Water resources bill advanced by House committeeView Source
May 18, 2022 – 5:40 p.m. By Benjamin J. Hulac, CQ
The House Transportation and Infrastructure Committee advanced a water policy bill that would authorize the Army Corps of Engineers to complete dozens of studies and projects on a range of issues, including flood control, navigation, dredging and communication with tribal nations.
Following about five hours of debate over the legislation (HR 7776) and amendments, the committee agreed by voice vote to send the bill to the full House.
“We expect to go to the floor in June,” Transportation and Infrastructure Chairman Peter A. DeFazio, D-Ore., said. “I think we put ourselves in a very, very strong position.”
The Senate Environment and Public Works Committee approved its version of the bill (S 4136), known as the Water Resources Development Act, or WRDA, which has gotten bipartisan support in every Congress since 2014, on May 4.
DeFazio and top committee Republicans shepherded the bill through the amendment process Wednesday, at times reaching verbal agreements with committee members to work on particular issues, such as tribal notification or dredging, to prevent the bill from changing significantly.
They wanted the bill to be able to get through the Senate, they said.

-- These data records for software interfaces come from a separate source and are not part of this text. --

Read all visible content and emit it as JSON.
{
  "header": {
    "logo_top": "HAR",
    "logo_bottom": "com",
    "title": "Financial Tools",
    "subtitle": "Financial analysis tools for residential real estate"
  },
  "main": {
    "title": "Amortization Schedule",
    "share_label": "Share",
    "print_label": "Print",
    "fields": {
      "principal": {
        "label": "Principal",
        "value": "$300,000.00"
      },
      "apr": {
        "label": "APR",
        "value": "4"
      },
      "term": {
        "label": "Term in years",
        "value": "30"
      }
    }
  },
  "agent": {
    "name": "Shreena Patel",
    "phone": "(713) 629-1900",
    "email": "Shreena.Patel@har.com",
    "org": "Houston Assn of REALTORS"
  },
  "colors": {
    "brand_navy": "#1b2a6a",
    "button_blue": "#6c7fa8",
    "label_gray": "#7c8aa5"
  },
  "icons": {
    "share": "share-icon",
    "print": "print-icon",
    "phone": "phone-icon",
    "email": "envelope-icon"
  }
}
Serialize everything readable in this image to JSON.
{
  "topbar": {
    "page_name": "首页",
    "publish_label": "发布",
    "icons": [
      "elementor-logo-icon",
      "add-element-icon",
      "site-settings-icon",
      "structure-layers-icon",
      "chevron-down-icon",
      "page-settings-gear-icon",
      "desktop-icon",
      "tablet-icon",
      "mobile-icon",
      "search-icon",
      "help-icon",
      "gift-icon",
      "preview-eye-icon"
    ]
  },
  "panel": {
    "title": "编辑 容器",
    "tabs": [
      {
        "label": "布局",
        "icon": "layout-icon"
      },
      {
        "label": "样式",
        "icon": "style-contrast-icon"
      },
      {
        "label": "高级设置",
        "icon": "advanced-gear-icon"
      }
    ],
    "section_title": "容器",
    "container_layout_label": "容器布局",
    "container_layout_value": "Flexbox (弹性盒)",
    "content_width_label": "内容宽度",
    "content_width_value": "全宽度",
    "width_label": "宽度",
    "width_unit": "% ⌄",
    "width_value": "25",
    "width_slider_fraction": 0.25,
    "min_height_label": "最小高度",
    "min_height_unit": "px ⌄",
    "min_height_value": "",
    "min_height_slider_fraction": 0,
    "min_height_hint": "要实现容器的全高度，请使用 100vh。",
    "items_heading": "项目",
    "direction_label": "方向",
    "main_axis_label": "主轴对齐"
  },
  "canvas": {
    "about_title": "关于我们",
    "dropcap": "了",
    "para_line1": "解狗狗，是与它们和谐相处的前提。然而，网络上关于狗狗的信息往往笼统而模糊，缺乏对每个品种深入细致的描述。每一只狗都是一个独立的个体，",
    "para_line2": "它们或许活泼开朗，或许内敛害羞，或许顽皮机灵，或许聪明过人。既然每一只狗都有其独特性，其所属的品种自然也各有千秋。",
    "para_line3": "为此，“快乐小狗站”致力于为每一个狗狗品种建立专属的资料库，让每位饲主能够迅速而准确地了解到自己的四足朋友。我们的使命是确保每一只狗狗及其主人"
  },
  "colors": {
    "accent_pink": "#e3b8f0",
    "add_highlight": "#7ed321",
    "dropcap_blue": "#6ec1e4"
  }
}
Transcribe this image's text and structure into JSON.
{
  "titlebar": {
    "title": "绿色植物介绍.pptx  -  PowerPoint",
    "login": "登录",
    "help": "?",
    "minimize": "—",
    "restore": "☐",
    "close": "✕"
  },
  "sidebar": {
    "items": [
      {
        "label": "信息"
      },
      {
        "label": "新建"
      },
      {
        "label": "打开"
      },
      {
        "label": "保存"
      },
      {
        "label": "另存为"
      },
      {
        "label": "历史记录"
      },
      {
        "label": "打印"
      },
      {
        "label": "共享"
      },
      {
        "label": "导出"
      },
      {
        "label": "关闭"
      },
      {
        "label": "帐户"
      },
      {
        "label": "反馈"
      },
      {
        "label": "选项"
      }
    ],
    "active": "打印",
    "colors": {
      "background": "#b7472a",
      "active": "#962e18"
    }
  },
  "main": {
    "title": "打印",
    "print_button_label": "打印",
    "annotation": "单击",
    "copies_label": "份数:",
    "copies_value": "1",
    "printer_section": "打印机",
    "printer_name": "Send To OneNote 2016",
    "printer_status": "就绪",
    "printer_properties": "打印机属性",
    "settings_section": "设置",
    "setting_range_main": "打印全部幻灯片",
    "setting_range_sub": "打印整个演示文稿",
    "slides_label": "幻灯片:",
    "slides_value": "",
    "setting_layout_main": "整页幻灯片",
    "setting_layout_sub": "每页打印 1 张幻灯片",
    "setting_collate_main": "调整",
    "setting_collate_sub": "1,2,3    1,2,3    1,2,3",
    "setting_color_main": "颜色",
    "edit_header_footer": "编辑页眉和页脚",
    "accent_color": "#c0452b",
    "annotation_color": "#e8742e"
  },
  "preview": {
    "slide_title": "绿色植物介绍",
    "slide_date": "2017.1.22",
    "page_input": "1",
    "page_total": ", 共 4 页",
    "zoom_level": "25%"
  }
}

The bill would greenlight 72 new feasibility studies on corps projects, authorize eight studies on modifying existing corps projects and approve the construction of 16 pending projects at the agency that have been proposed.
“From policies addressing flood risk, to initiatives to improve our ports and stabilize our inland waterways, this meaningful legislation is critical to address the unique needs of our communities in North Carolina and to strengthen the entire U.S. economy,” said Rep. David Rouzer, R-N.C., ranking member of the Transportation and Infrastructure subcommittee that oversees water issues.
Reps. Brian Mast, R-Fla., who represents a district northeast of the Everglades, and Garret Graves, R-La., whose home state is synonymous with the loss of coastal ecosystems, offered a series of individual amendments, at times drawing support from DeFazio to work together to address water issues.
The committee adopted a Mast amendment that would require federal officials to place letters in the files of corps employees, either in the military or not, who are exposed to “microcystin,” a potent liver toxin better known as an algal bloom, during their work.
Members rejected, 16-39, an amendment Mast proposed that would ban the corps from using glyphosate, a pesticide with potential links to cancer and kidney and liver damage, and a separate amendment that would require the corps to notify local communities when water they release from Lake Okeechobee contains toxic algal blooms.
“The corps owes a warning if they’re sending toxic water,” Mast said.
Rep. Scott Perry, R-Pa., offered one amendment that would strike a section of the bill requiring a federal study on the opportunities of installing solar panels on corps sites. Members rejected it, 20-38.
Another Perry amendment, which the panel rejected in a 24-34 vote, would bar commissions for the Susquehanna, Delaware and Potomac river basins from adopting new rules on hydraulic fracturing, or fracking.
The afternoon may have laid the foundation for a deal on tribal burial sites.
Doug LaMalfa, a California Republican, recounted corps projects between 2014 and 2019, when agency staffers trampled through native burial grounds and sacred sites of the Auburn Indian Community, a federally recognized tribe in northern California.
“They turned up human skulls, ceremonial items, beads, other things that were part of the culture of the tribe at the time,” LaMalfa said. Ultimately, the corps found 12 separate burial sites, he said. LaMalfa offered an amendment that would create a process for finding, tracking and monitoring human remains from tribal sites.
LaMalfa agreed to withdraw his amendment after DeFazio pledged his help, adding that opposition to the concept was within the Republican camp of the committee.
“I think it needs work with [the Republican] side of the aisle,” DeFazio said to LaMalfa. “That’s what I’m hearing.”